Every line in the records below that holds the word "context" is to be copied.

[Records from a data collection]
· · · · · · ·
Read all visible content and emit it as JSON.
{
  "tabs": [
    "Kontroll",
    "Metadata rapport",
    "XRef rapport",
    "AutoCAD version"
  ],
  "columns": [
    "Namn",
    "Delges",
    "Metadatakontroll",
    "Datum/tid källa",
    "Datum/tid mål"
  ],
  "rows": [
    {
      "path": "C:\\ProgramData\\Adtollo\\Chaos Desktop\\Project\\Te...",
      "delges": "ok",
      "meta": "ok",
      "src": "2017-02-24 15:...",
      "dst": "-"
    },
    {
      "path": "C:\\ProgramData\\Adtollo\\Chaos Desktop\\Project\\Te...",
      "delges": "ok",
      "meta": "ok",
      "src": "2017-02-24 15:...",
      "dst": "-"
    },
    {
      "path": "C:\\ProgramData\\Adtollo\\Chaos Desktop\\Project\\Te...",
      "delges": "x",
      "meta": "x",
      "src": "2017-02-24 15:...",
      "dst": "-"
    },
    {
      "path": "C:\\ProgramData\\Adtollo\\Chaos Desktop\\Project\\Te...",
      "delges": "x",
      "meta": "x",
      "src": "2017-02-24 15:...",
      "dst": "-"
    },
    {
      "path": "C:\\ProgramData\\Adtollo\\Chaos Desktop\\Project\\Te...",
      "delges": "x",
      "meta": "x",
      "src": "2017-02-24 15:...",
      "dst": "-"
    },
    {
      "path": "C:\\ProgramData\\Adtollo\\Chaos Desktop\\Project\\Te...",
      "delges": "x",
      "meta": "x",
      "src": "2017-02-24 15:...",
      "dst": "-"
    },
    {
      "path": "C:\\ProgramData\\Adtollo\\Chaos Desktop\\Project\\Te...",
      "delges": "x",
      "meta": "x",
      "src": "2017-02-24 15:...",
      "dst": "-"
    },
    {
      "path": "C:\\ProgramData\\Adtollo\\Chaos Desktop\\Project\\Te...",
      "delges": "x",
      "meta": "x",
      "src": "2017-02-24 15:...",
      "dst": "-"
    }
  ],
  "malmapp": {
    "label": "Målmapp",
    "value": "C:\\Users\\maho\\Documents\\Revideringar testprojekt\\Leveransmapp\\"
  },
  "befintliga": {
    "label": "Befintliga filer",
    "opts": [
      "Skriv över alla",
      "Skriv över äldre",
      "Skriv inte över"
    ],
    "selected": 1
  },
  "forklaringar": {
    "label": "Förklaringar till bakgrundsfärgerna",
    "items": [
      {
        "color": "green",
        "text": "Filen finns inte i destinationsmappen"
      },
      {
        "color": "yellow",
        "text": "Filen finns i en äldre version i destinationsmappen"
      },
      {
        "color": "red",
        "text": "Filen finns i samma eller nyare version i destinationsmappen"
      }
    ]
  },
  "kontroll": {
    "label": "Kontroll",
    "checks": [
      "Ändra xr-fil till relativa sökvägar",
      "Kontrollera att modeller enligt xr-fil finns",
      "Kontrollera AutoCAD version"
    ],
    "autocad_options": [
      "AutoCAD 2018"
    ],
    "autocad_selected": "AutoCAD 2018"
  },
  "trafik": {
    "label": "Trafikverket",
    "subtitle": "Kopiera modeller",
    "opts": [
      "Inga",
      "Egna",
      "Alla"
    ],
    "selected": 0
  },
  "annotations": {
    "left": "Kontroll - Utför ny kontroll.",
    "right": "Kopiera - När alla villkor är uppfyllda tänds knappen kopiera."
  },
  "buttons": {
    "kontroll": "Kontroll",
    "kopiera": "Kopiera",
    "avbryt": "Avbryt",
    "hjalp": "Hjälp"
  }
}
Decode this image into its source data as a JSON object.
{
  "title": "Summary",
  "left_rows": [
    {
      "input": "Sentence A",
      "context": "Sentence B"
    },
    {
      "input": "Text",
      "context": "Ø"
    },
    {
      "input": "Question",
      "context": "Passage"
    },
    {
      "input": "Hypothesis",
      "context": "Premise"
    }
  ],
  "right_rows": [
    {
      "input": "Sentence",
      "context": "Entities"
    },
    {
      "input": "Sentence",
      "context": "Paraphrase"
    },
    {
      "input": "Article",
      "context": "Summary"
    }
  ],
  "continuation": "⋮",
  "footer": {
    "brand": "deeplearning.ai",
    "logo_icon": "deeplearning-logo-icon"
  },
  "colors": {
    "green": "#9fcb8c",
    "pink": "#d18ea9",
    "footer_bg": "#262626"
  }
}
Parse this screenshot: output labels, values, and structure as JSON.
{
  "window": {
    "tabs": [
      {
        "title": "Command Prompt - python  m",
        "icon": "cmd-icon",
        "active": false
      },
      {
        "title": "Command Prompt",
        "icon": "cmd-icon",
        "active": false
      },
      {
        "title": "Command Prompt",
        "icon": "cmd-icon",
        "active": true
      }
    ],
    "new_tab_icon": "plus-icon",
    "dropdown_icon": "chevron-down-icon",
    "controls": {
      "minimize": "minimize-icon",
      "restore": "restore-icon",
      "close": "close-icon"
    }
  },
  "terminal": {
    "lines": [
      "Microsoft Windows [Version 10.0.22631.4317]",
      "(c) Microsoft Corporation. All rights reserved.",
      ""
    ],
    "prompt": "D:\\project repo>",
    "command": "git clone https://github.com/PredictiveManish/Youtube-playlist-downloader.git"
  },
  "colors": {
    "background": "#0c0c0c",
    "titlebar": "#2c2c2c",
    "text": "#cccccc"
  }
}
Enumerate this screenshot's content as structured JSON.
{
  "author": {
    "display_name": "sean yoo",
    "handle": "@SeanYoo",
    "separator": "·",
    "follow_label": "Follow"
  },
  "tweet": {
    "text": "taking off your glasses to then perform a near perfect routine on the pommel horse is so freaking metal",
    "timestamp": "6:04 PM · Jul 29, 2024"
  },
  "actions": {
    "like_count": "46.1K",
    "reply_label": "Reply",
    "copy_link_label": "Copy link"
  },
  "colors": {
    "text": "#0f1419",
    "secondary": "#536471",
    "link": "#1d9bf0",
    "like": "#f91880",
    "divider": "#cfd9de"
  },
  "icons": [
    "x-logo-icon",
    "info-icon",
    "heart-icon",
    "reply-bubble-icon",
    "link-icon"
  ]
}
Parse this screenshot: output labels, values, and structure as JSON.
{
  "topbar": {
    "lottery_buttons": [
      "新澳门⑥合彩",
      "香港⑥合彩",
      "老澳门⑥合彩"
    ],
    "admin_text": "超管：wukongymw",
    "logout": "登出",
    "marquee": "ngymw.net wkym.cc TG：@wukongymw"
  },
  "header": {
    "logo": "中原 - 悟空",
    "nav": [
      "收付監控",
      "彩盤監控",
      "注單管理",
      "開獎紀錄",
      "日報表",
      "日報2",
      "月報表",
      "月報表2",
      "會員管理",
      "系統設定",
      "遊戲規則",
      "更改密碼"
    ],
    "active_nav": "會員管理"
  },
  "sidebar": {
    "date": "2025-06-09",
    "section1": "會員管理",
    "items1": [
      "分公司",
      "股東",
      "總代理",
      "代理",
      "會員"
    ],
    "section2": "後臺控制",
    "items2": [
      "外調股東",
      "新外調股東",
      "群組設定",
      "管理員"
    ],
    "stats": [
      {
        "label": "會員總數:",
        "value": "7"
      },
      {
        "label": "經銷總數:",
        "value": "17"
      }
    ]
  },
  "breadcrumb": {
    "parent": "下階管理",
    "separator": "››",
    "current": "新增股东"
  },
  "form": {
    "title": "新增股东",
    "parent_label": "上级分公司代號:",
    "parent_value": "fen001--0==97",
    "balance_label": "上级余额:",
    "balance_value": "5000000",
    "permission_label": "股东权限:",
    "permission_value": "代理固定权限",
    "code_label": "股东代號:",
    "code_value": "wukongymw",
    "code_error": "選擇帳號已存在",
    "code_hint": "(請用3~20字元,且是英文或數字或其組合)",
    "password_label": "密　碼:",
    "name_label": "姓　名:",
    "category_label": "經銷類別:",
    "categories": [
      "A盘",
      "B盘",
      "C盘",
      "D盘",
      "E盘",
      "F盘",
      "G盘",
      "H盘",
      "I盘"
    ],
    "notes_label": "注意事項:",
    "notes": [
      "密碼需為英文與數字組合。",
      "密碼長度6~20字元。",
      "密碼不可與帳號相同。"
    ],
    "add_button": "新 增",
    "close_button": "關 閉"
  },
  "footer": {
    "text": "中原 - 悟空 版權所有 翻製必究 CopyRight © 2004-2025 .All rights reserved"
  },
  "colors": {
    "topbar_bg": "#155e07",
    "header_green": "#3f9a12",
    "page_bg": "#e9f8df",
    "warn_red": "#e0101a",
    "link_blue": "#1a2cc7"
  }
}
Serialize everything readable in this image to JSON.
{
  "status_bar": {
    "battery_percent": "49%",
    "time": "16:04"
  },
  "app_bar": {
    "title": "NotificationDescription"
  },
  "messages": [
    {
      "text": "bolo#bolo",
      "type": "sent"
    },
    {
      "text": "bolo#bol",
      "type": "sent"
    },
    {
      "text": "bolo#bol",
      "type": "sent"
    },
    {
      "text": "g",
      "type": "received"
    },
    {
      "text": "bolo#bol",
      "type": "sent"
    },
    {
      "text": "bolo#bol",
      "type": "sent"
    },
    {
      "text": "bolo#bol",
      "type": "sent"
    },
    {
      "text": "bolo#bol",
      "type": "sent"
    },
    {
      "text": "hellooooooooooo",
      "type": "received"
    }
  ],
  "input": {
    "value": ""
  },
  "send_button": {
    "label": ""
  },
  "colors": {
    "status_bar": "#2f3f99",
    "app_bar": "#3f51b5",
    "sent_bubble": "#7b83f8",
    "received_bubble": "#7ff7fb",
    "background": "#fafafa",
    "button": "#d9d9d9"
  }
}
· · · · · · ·
# Answer to the problem:
      "context": "Sentence B"
      "context": "Ø"
      "context": "Passage"
      "context": "Premise"
      "context": "Entities"
      "context": "Paraphrase"
      "context": "Summary"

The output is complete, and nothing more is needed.